[App and web page records]
--------

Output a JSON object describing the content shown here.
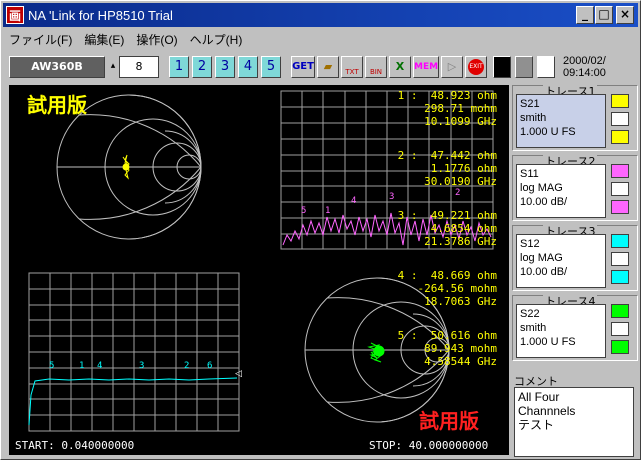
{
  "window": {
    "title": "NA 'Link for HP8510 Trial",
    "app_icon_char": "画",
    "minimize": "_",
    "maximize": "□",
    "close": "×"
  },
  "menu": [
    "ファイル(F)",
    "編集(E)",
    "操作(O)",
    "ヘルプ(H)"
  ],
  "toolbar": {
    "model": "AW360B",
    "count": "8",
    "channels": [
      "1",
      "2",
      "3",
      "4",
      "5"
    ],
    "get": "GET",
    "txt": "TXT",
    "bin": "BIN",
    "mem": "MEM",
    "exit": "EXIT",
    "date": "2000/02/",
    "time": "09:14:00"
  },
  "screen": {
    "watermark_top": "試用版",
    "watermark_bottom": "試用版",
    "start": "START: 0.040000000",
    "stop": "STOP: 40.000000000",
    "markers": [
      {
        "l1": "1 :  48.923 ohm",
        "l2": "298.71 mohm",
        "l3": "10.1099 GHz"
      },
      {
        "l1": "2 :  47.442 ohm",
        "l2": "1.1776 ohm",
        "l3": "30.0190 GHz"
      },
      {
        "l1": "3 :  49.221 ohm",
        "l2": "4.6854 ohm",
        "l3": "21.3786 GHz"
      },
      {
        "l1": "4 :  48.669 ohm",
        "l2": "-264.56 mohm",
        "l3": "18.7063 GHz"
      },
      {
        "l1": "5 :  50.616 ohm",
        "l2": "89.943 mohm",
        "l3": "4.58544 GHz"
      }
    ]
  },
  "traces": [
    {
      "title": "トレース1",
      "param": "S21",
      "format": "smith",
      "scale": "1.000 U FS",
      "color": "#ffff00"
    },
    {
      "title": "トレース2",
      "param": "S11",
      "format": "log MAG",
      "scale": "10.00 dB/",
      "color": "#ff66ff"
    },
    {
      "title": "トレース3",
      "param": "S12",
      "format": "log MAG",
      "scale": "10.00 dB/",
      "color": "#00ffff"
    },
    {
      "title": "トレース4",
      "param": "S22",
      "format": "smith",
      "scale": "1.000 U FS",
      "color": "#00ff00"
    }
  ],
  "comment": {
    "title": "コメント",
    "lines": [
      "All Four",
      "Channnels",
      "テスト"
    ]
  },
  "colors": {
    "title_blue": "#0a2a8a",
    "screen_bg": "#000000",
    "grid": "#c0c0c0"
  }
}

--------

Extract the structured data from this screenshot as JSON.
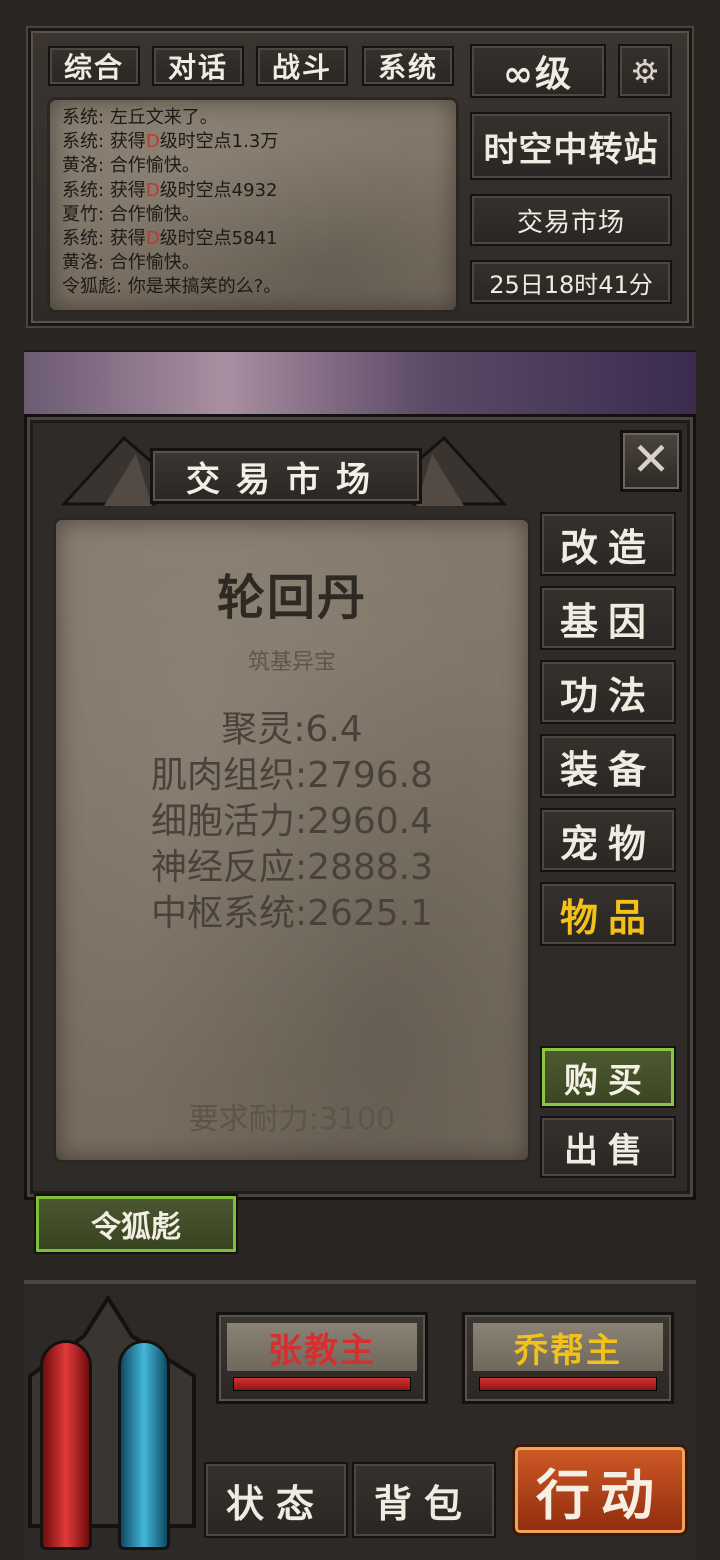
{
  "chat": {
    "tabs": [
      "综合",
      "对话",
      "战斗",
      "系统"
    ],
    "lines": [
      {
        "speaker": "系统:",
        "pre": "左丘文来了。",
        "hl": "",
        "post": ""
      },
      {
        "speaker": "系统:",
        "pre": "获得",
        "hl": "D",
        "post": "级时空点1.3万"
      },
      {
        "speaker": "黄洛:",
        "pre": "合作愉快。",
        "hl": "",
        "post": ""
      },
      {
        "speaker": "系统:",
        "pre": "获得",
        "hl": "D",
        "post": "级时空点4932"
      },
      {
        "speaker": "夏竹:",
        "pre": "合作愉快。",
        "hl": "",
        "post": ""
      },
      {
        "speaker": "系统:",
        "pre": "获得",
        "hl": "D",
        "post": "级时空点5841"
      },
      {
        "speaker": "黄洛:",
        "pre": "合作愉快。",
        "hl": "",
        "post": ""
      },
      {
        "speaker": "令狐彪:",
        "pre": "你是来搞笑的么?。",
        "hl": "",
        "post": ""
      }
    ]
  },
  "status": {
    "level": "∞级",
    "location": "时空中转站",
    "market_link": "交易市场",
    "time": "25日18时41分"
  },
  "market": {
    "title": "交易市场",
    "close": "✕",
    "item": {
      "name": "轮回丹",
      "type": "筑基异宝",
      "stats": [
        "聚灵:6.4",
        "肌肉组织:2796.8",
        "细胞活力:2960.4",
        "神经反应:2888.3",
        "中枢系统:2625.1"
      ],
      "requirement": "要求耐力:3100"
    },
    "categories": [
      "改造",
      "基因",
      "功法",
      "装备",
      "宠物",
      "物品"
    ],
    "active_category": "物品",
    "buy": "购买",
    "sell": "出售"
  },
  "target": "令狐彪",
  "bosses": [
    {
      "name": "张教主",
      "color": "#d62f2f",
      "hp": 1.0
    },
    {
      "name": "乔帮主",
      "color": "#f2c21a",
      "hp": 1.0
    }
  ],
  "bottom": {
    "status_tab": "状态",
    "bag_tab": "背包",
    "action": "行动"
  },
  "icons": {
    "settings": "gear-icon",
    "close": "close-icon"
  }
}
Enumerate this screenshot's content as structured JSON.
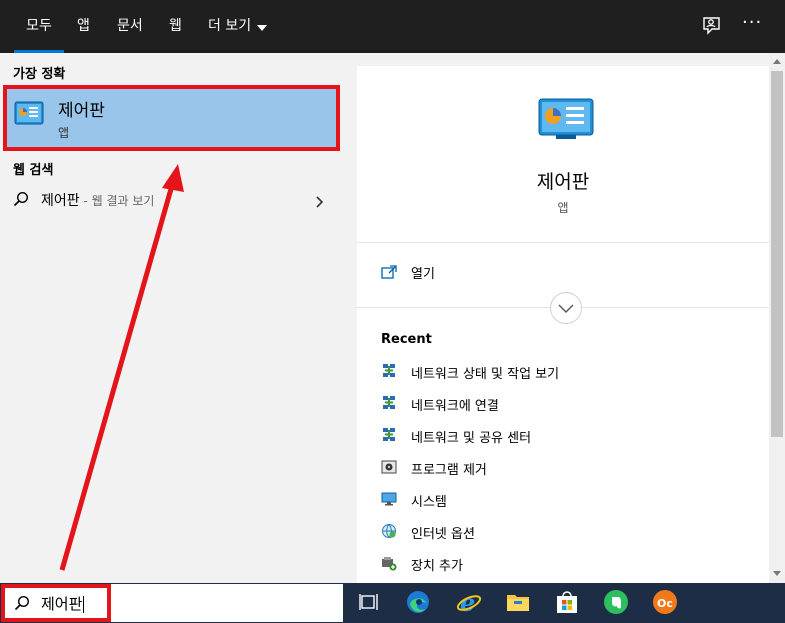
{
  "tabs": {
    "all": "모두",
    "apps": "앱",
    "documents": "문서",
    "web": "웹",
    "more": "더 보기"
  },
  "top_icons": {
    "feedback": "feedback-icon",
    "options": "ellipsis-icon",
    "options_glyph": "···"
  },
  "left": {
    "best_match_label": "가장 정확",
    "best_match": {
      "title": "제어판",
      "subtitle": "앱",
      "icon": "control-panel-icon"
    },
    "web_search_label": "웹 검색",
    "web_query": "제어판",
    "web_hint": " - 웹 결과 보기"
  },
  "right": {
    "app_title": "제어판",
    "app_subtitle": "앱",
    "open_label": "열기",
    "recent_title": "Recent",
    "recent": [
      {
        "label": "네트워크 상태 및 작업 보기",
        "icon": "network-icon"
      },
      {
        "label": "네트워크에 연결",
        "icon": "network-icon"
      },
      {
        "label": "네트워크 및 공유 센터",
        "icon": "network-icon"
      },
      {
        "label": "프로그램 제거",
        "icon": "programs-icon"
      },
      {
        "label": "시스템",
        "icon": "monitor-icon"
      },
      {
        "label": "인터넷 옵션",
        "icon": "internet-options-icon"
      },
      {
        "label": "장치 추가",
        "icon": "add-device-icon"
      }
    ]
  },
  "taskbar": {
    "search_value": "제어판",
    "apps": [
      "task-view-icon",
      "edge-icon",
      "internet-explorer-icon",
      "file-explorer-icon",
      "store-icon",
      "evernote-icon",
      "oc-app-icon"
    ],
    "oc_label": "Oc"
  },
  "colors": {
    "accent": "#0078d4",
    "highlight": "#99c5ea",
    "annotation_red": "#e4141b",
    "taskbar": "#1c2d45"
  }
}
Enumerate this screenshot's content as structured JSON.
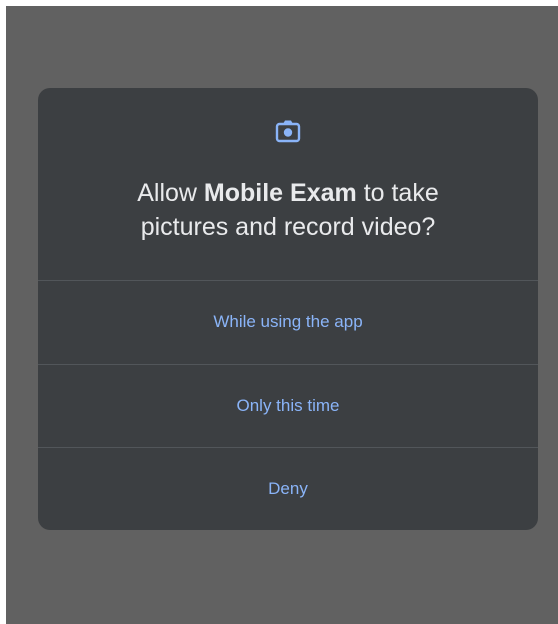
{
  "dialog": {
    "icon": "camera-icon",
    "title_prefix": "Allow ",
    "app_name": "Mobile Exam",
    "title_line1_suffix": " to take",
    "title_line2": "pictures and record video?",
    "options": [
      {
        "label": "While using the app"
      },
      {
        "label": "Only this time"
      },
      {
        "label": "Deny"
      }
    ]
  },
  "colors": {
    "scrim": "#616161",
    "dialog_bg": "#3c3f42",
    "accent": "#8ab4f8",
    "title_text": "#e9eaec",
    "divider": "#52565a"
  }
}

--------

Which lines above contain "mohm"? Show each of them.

        "l2": "298.71 mohm",
        "l2": "-264.56 mohm",
        "l2": "89.943 mohm",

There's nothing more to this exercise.